Celeste Godin will play Rodolfa in MetroWest Opera’s production of La Femme Boheme. She has performed La Boheme before as a chorus member, as Mimi for Acts I and III, and has covered Musetta. We sat down with her to see how she is approaching playing this traditionally male role.
MWO: How do you see your Rodolfa?
CELESTE: I see Rodolfa as a young romantic. I imagine she’s at a point in her life where she intellectually understands the “gray” areas, but she still feels things as pretty black and white (I think this interpretation is supported by the political nature of the production, but I won’t give anything away!).
MWO: Are there specific things you’ll do differently because the character is now a woman?
CELESTE: I don’t believe there is anything I’ll play differently due to gender alone (beyond general physicality). In my mind, there are parts of the role that are more “masculine” and “feminine,” but women and men exhibit both these traits at certain points in their daily lives, so I don’t see this as influencing the overall character.
My biggest challenge has actually been adapting the gender in conjunction with the time period. A huge difficulty for me was reconciling the sincerity of Rodolfa’s feelings for Mimi with her many semi to full-on offensive lines (for example, “You’re mine” after being rejected, and saying “I would never forgive you for acting like that” as a warning to Mimi). In traditionally staged shows, I think we find it easy to dismiss these things.

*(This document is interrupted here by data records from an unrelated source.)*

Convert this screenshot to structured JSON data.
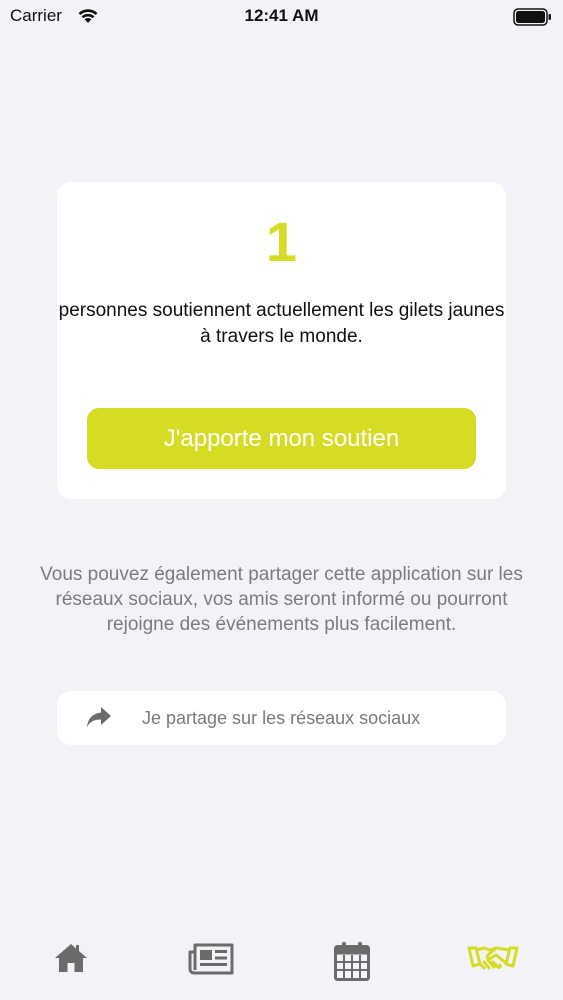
{
  "status_bar": {
    "carrier": "Carrier",
    "time": "12:41 AM"
  },
  "support_card": {
    "count": "1",
    "text": "personnes soutiennent actuellement les gilets jaunes à travers le monde.",
    "button_label": "J'apporte mon soutien"
  },
  "share": {
    "info": "Vous pouvez également partager cette application sur les réseaux sociaux, vos amis seront informé ou pourront rejoigne des événements plus facilement.",
    "button_label": "Je partage sur les réseaux sociaux",
    "icon": "share-arrow-icon"
  },
  "tab_bar": {
    "items": [
      {
        "icon": "home-icon",
        "active": false
      },
      {
        "icon": "newspaper-icon",
        "active": false
      },
      {
        "icon": "calendar-icon",
        "active": false
      },
      {
        "icon": "handshake-icon",
        "active": true
      }
    ]
  },
  "colors": {
    "accent": "#d6dc23",
    "background": "#f3f2f7",
    "card": "#ffffff",
    "muted_text": "#7c7c7c",
    "inactive_icon": "#6b6b6b"
  }
}
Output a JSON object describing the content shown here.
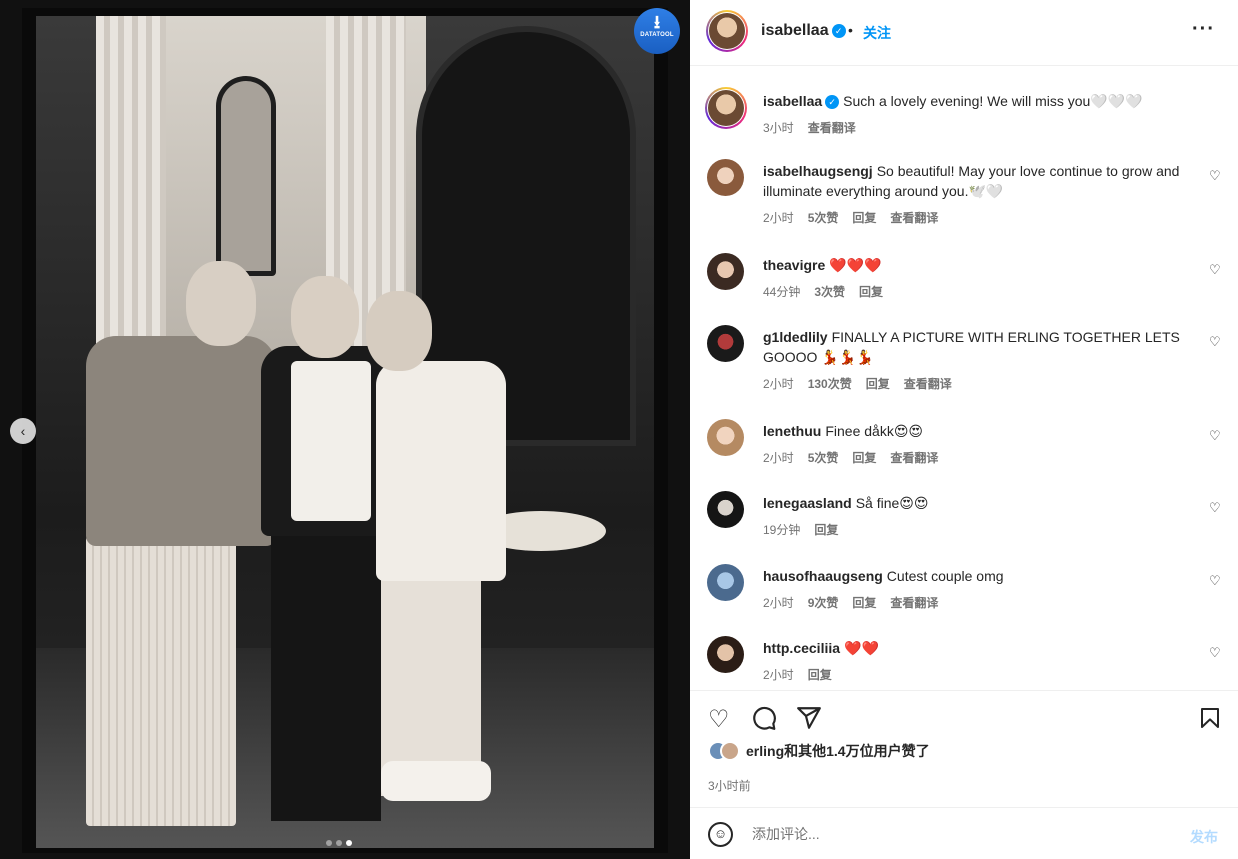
{
  "media": {
    "prev_glyph": "‹",
    "dots": 3,
    "active_dot": 2,
    "badge": {
      "label": "DATATOOL",
      "icon": "download-icon"
    }
  },
  "header": {
    "username": "isabellaa",
    "separator": "•",
    "follow_label": "关注",
    "more_icon": "more-horizontal-icon"
  },
  "comments": [
    {
      "username": "isabellaa",
      "verified": true,
      "text": "Such a lovely evening! We will miss you🤍🤍🤍",
      "time": "3小时",
      "likes": "",
      "reply": "",
      "translate": "查看翻译",
      "is_caption": true
    },
    {
      "username": "isabelhaugsengj",
      "text": "So beautiful! May your love continue to grow and illuminate everything around you.🕊️🤍",
      "time": "2小时",
      "likes": "5次赞",
      "reply": "回复",
      "translate": "查看翻译"
    },
    {
      "username": "theavigre",
      "text": "❤️❤️❤️",
      "time": "44分钟",
      "likes": "3次赞",
      "reply": "回复",
      "translate": ""
    },
    {
      "username": "g1ldedlily",
      "text": "FINALLY A PICTURE WITH ERLING TOGETHER LETS GOOOO 💃💃💃",
      "time": "2小时",
      "likes": "130次赞",
      "reply": "回复",
      "translate": "查看翻译"
    },
    {
      "username": "lenethuu",
      "text": "Finee dåkk😍😍",
      "time": "2小时",
      "likes": "5次赞",
      "reply": "回复",
      "translate": "查看翻译"
    },
    {
      "username": "lenegaasland",
      "text": "Så fine😍😍",
      "time": "19分钟",
      "likes": "",
      "reply": "回复",
      "translate": ""
    },
    {
      "username": "hausofhaaugseng",
      "text": "Cutest couple omg",
      "time": "2小时",
      "likes": "9次赞",
      "reply": "回复",
      "translate": "查看翻译"
    },
    {
      "username": "http.ceciliia",
      "text": "❤️❤️",
      "time": "2小时",
      "likes": "",
      "reply": "回复",
      "translate": ""
    }
  ],
  "actions": {
    "like_icon": "heart-icon",
    "comment_icon": "comment-icon",
    "share_icon": "send-icon",
    "save_icon": "bookmark-icon",
    "likes_text": "erling和其他1.4万位用户赞了",
    "posted_time": "3小时前"
  },
  "add_comment": {
    "placeholder": "添加评论...",
    "post_label": "发布",
    "emoji_icon": "smiley-icon"
  },
  "colors": {
    "accent": "#0095f6",
    "text": "#262626",
    "muted": "#737373",
    "post_disabled": "#b3dbff"
  }
}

Placing the show in the here and now brings out the darker aspects of the character – disregard of consent, lack of boundaries, jealously, shaming – aspects that were generally ignored or accepted at the time, but would make us cringe now.
Despite this, I do believe that the most important and lovable aspect of the character continues to rings clear. There is generally a naive, dreamy streak in the character – she is, after all, spouting beautiful, poetic language throughout the opera. I also believe she is ardent and genuine. Marcella immediately calls her out when she isn’t being sincere, leading me to believe that Rodolfa is a horrible liar. And if Mimi is choosing to come back and spend her last moments with Rodolfa, one can only imagine what kind of incredible romance they must have had. I think that in spite of Rodolfa’s extremely flawed (and unhealthy) approach to a relationship with Mimi, she still needs to be a likeable character in order to make the love story both poignant and believable. I’m looking forward to discovering more during the rehearsal process!
MWO: What do you think will be special about doing this with an all female cast?
So many things! Professionally, it’s amazing that this single production is giving so many opportunities to women in a field that often… doesn’t. Or can’t. (You can only do so many shows about nuns in a year.) It also provides women with so many different situations and power positions to play in dramatically, when traditionally women play less powerful roles. Here, we get to play outside the box!
It may seem strange, but vocally, not having to think about the fach system has been just as freeing as the concept of the show. We didn’t need to conform to previous ideas of what kind of female voice would be most appropriate to these male roles, so we were free to audition for whatever felt comfortable and healthy to sing.
Within the production, we have a really amazing group. I couldn’t imagine a better creative environment for this ground-breaking and empowering production. Much of this is due to the uplifting, supportive, warm nature of the cast, though we can’t forget about the incredible creative team, music staff, and production staff as the remaining piece of this awesome opera puzzle!
Come see Celeste, and the rest of our wonderful cast of La Femme Boheme at the Mosesian Center for the Arts in Watertown, May 18-21!